Female pupils in years 8 and 9, from high schools across South Wales, have taken the chance to discover the wide range of careers available in the aviation industry at a special Not Just For Boys event.
Run by Chwarae Teg, Not Just for Boys is designed to help girls find out more about different careers that might not be traditionally thought of as options for women, before they choose their GCSE subjects.
This latest event, opened by Jane Hutt, the Deputy Minister and Chief Whip, saw Chwarae Teg partner up with British Airways Maintenance Cardiff (BAMC) and Careers Wales for an activity packed day. Together they showed that careers in Science, Technology, Engineering and Mathematics (STEM) are Not Just For Boys.
The pupils took a tour of the hangar at BAMC, which showcased the variety of roles available and got to try their hands at exciting try-a-trade activities across sectors including engineering and digital.
A variety of STEM industries and employers were exhibiting at the event, enabling the pupils to meet female role models and find out about vacancies, apprenticeships and qualification routes to the differing careers.
Pupils attended from Tonyrefail Community School, Ysgol Bro Morgannwg, Cyfartha High School, Llantwit Major, Crickhowell High School and St Cyres School.

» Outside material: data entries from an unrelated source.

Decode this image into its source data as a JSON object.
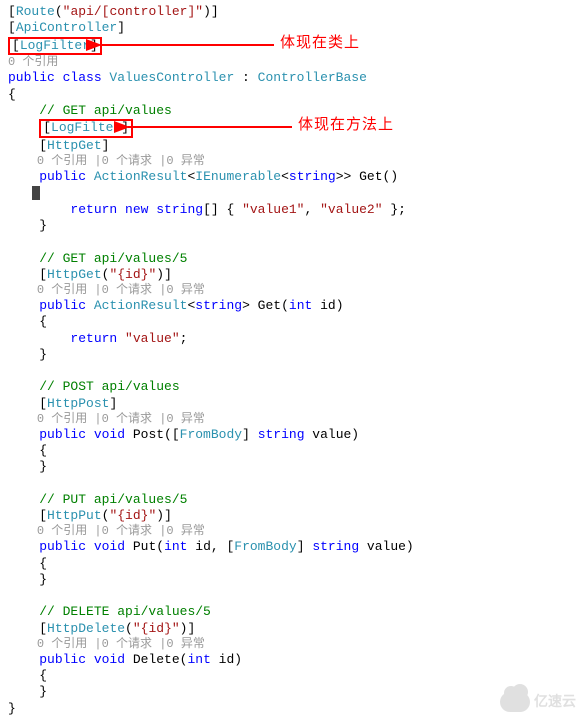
{
  "annotations": {
    "class_level": "体现在类上",
    "method_level": "体现在方法上"
  },
  "watermark": "亿速云",
  "code": {
    "route_attr": "[Route(\"api/[controller]\")]",
    "api_attr_open": "[",
    "api_attr_name": "ApiController",
    "api_attr_close": "]",
    "logfilter_open": "[",
    "logfilter_name": "LogFilter",
    "logfilter_close": "]",
    "refs0": "0 个引用",
    "class_decl_kw": "public class ",
    "class_name": "ValuesController",
    "class_sep": " : ",
    "class_base": "ControllerBase",
    "brace_open": "{",
    "brace_close": "}",
    "cmt_get": "// GET api/values",
    "httpget_open": "[",
    "httpget_name": "HttpGet",
    "httpget_close": "]",
    "refs_req_err": "0 个引用 |0 个请求 |0 异常",
    "get1_sig_pub": "public ",
    "get1_sig_type": "ActionResult",
    "get1_sig_lt": "<",
    "get1_sig_ienum": "IEnumerable",
    "get1_sig_lt2": "<",
    "get1_sig_str": "string",
    "get1_sig_gt": ">> Get()",
    "return_kw": "return ",
    "new_kw": "new ",
    "arr_kw": "string",
    "arr_body": "[] { ",
    "v1": "\"value1\"",
    "comma": ", ",
    "v2": "\"value2\"",
    "arr_end": " };",
    "cmt_get5": "// GET api/values/5",
    "httpget_id_open": "[",
    "httpget_id_name": "HttpGet",
    "httpget_id_par": "(",
    "httpget_id_str": "\"{id}\"",
    "httpget_id_close": ")]",
    "get2_sig_pub": "public ",
    "get2_sig_type": "ActionResult",
    "get2_sig_lt": "<",
    "get2_sig_str": "string",
    "get2_sig_gt": "> Get(",
    "get2_sig_int": "int",
    "get2_sig_end": " id)",
    "ret_value_kw": "return ",
    "ret_value_str": "\"value\"",
    "ret_value_end": ";",
    "cmt_post": "// POST api/values",
    "httppost_open": "[",
    "httppost_name": "HttpPost",
    "httppost_close": "]",
    "post_sig_pub": "public ",
    "post_sig_void": "void",
    "post_sig_name": " Post([",
    "post_sig_frombody": "FromBody",
    "post_sig_br": "] ",
    "post_sig_str": "string",
    "post_sig_end": " value)",
    "cmt_put": "// PUT api/values/5",
    "httpput_open": "[",
    "httpput_name": "HttpPut",
    "httpput_par": "(",
    "httpput_str": "\"{id}\"",
    "httpput_close": ")]",
    "put_sig_pub": "public ",
    "put_sig_void": "void",
    "put_sig_name": " Put(",
    "put_sig_int": "int",
    "put_sig_mid": " id, [",
    "put_sig_frombody": "FromBody",
    "put_sig_br": "] ",
    "put_sig_str": "string",
    "put_sig_end": " value)",
    "cmt_del": "// DELETE api/values/5",
    "httpdel_open": "[",
    "httpdel_name": "HttpDelete",
    "httpdel_par": "(",
    "httpdel_str": "\"{id}\"",
    "httpdel_close": ")]",
    "del_sig_pub": "public ",
    "del_sig_void": "void",
    "del_sig_name": " Delete(",
    "del_sig_int": "int",
    "del_sig_end": " id)"
  }
}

The father of one pupil from Crickhowell school, said:
“It’s important for the girls to connect what they are learning in school and see how they could apply this to real life jobs.”
Pupil, Mia, from St Cyres school, said:
“It’s been great to learn about and explore different opportunities and feel enabled to do different careers.”
Emma Tamplin from Chwarae Teg said:
“At Chwarae Teg we want to show girls that their career aspirations should not to be limited by gender, so we were delighted to be working with a high profile, global company like British Airways Maintenance Cardiff and Careers Wales to spread this message.
“Our Not Just For Boys evets are important for a number of reasons. For instance, out of the schools in Wales offering physics at A level, 40% don’t have any girls on the course and figures for girls taking up computer science are also extremely low.
“Our own research has shown that 87% of girls feel they are pigeonholed into stereotyped career options. Also there are surveys which show that only 11% of the UK’s engineering workforce is female – the lowest percentage in Europe.
“These issues are vital to tackle, particularly as STEM industries are high growth sectors, with higher pay and better opportunities for progression, so girls need to know they are Not Just For Boys!”
Jane Hutt, the Deputy Minister and Chief Whip, whose responsibilities cover equalities, said:
“It was heartening to see so many girls interested and engaged with the activities. Events such as Not Just for Boys play a vital role in broadening the horizons of these local female pupils, providing them with information about options they may not have previously considered and opening their eyes to very rewarding careers.
“This is a positive example of not only a thriving industry in Wales, but one which wants to attract and significantly develop local talent – it’s a win win.”
Sarah Radcliffe, Human Resources Manager, British Airways Maintenance Cardiff (BAMC), said:
“We were really excited to be hosting Not Just For Boys in partnership with Chwarae Teg and Careers Wales. At BAMC we maintain British Airways long-haul fleet which includes the 747, 777 and the industry leading technology of the 787 Dreamliner.
“It was a fantastic event with some amazing people and exhibitors taking part. In an industry such as ours we need to attract a skilled workforce and encouraging girls to train and qualify in relevant subjects is a key part of that. We want to play our part in inspiring young women from the local area to become the engineers of the future.
“We hope the event will break down myths that such careers are just for boys, and make girls look at the exciting opportunities on offer.”